The William Bartram Chapter in Greenville, South Carolina, will host our eighth annual meeting November 1, 2, and 3, 1985, at a new location. This fall, our meeting place will be Greenville's Hyatt, which offers increased size of facilities and an exhibit hall for expanded activities. This year, for the first time, we plan to have a tailgate plant sale by interested individuals, nurseries, chapters, or groups that have an excess of plant material, azaleas, rhododendron, companion plants, wildflowers, etc. The time will be Friday afternoon from 4:00 to 6:00 in the parking garage or the exhibit hall if available. This will be a good opportunity for chapters to raise money which was not possible this spring because of lack of plant material and cancelled flower shows.

Our program theme will be Gardens of the Southeast. With our broad expanse of territory and conditions, we have a great variety of gardens to pick and choose from. We are also fortunate in having speakers with experience in their subject matter. Dr. Larry Mellichamp will present the full development of the Van Landingham Glen at UNCC covering the concept of the garden as a rhododendron garden and the use of native plants as envisioned by Dr. Herbert Hechenbleikner, since its beginning before 1966. In contrast, Russell Scott of Mobile will discuss the beauty of evergreen azaleas that have made Bellingrath Gardens world-famous since the 1930's. A long-time nurseryman and Mobile native to the area, Russell Scott brings unique, informative views to his ever changing subject.

The Birmingham Chapter has the unusual distinction of operating out of the Birmingham Botanical Garden and will share its development through Mike Lilly. Working in the garden, they have excellent facilities for propagation, plant sales, and developing the rhododendron area of the garden. Saturday afternoon will provide an opportunity to revisit the garden of Jack McCarter, north of Greenville, that we enjoyed several years ago. A hybridizer of considerable skill, Jack gives his plants a true test to obtain only the hardiest. With our weather of the last two years, they will be the only ones left. Saturday evening will conclude with a presentation by Dr. Michael Dirr, Director of Horticulture, UGA, noted lecturer and author. The new Callaway building and developments in the UGA Botanical Garden will be highlighted as well as new plants to consider using in your garden.

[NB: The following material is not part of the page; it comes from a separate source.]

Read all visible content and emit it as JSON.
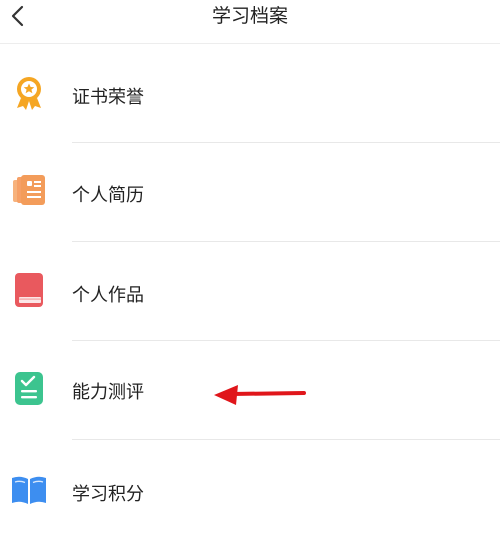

Sunday morning offers an informal portion of our program to be highlighted by presentations by Dr. August Kehr on the primary elements in hybridizing, followed by an extensive look at azalea and rhododendron work by George Ring of Fairfax, VA. Both of these former ARS presidents practice what they preach, so bring your own hybridizing problems and questions for discussion. We hope to cover many more topics from tissue culture to Fred Galle's new azalea book. For those who wish to participate, we will continue the tradition of a Plant Exchange at lunch on Saturday. Just bring a plant of an approximate $10 value to the registration table Saturday morning. The drawing will be at lunch.